Keanu Reeves is in an excellent mood, making self-deprecating quips about being a high school dropout, speaking magnanimously of the hit boy bands who've eclipsed his own group, Dogstar, and joking about his fear of the dark.
This ebullience is worth noting only because the enigmatic 35-year-old actor is as famous for his reticence in interviews as he is for his deadpan acting style.
But today, looking casually chic in a black Byblos suit jacket and olive-green T-shirt, he's happy and - for him - almost loquacious.
And why not? His career, historically spiked with critical barbs and box-office disasters ("Johnny Mnemonic," anyone?), has been firing on all cylinders since last year's smash "The Matrix," for which he received some of the best reviews of his career.
"The Replacements," in which he plays a soulful scab quarterback for an NFL team, opens Friday. He's wrapped "The Gift" with Hilary Swank, "Sweet November" with Charlize Theron and "The Watcher" with Marisa Tomei and James Spader.
And he's just headed to Chicago to film "Hardball," in which he plays an aimless young man who agrees to coach a Little League team from the projects.
Come November, he'll start training for a punishing schedule of filmmaking, shooting two "Matrix" sequels simultaneously.
Has the laid-back Reeves - so often seen as the slacker dude he played in 1989's "Bill & Ted's Excellent Adventure" - turned workaholic?
"This past year has been busy, but before that I made two films in two years," Reeves says in the unhurried baritone that has been interpreted as a mark of either Zen-like cool or a lack of intelligence.
"I love acting, and I love it more and more, so it's great to have the opportunity to do it. And I got to have some really great acting experiences this past year, like working with Mr. Hackman."
In "The Replacements," Gene Hackman stars as a veteran football coach who is coaxed out of retirement to recruit a team of replacements after the regulars of the fictitious Washington Sentinels go on strike.
To prepare for his role as Shane Falco, a disgraced quarterback, Reeves packed on 27 pounds and spent two months learning the game.

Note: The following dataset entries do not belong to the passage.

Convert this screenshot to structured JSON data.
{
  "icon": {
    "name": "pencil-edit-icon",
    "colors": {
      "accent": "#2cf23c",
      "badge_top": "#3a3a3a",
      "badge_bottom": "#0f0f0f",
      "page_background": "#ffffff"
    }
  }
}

"I'd never played football," says Reeves, who earned the nickname "The Wall" playing goalie for his high school hockey team. "[But] I really wanted everyone watching the film to believe that Shane Falco was a quarterback.
"To go to training camp was a way for me to learn my character. I started to learn the dynamics of the team - who sits where, how you go to the field, who gets taped up, how people get warmed up, what the dynamics are between all the different players."

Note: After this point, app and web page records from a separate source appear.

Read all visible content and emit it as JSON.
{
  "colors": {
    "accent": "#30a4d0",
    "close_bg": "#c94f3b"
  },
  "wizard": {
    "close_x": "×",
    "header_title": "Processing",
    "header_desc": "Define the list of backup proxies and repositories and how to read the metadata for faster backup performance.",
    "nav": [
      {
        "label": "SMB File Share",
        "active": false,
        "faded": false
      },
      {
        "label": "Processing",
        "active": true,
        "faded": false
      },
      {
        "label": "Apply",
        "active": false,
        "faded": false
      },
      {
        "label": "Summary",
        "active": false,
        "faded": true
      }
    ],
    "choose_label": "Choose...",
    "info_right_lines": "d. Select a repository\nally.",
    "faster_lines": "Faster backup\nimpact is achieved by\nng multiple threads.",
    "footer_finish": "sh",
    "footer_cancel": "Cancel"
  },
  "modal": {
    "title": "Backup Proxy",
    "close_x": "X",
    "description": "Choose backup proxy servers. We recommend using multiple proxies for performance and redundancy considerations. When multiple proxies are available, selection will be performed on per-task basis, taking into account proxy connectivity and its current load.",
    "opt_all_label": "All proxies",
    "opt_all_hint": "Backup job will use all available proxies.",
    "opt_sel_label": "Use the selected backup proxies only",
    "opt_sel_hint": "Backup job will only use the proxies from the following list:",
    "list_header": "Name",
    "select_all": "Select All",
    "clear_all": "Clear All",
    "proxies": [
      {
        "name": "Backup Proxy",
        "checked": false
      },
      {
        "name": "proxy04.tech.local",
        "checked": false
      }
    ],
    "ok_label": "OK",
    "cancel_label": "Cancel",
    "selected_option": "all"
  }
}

Asked to compare his football training regime with the arduous four months he spent learning kung fu moves for "The Matrix," he says: "There were different kinds of pain.
"[During the 'Replacements' training] I had six ice packs in my freezer. At the end of the day, I'd sit down and wrap my arm, my knees, sometimes my feet. I had 240-pound linesmen in cleats stepping on me."
Reeves admits the film's underdogs-make-good plot is a familiar one, but he says he accepted the role because it offered something more.
"I thought that all the characters in this film had heart; these people felt real," he says. "They all felt like they came from a situation of loss. They had a reality to them that I related to.
"So even though it jumps into cliche‚ - like, there's the underdog team, the misfits, there's a bar fight, the girl and the guy looking at each other and falling in love, with the swooning - when I was watching everyone do their performances, I didn't think they were just effects.
"I felt like each one was a person, and that the comedy was coming out of the humanity."
He says he particularly responded to Shane Falco: "[He's] a hard-luck guy who gets a second chance to put his life back together."
The $12 million that Reeves reportedly snagged for the role may also have been part of its allure.
Yet to hear Reeves tell it, being one of the highest-paid actors of his generation - he received $10 million for "The Matrix" and will pocket $30 million for its two sequels - is no big deal.
"For me, I guess I don't connect the enjoyment and the money," he says. "I work on a part and hopefully realize a part, and make good films. Some of the successes I've had I'm grateful for, because it creates other opportunities. [The way] I look at it is, I get to act again."
This non-materialistic philosophy is reflected in his footloose lifestyle - he rides a motorcycle, plays bass in the struggling indie band Dogstar and lives out of hotels: "I'd like to have a home with my belongings in it, but it hasn't quite worked out yet."
Born in Beirut, Lebanon, and raised primarily in Toronto, the actor - whose first name means "cool breeze over the mountains" in Hawaiian - is philosophical about his detractors.
"I've never felt underestimated by my peers," he says. "By critics, sometimes. I try not to [read reviews], but I'm just such a sucker for that. It's the bane of the actor: You've got to check in with what's going on around you. It's just the nature of the beast."
As if he's revealed too much by responding to what he complains is a "deep" question, Reeves quickly recovers his man-of-mystery aura by finishing up with a cryptic non sequitur.
"In grade 12, I was picked by the science class to be class president - as a joke." He pauses. "But you know what? I was a good class president."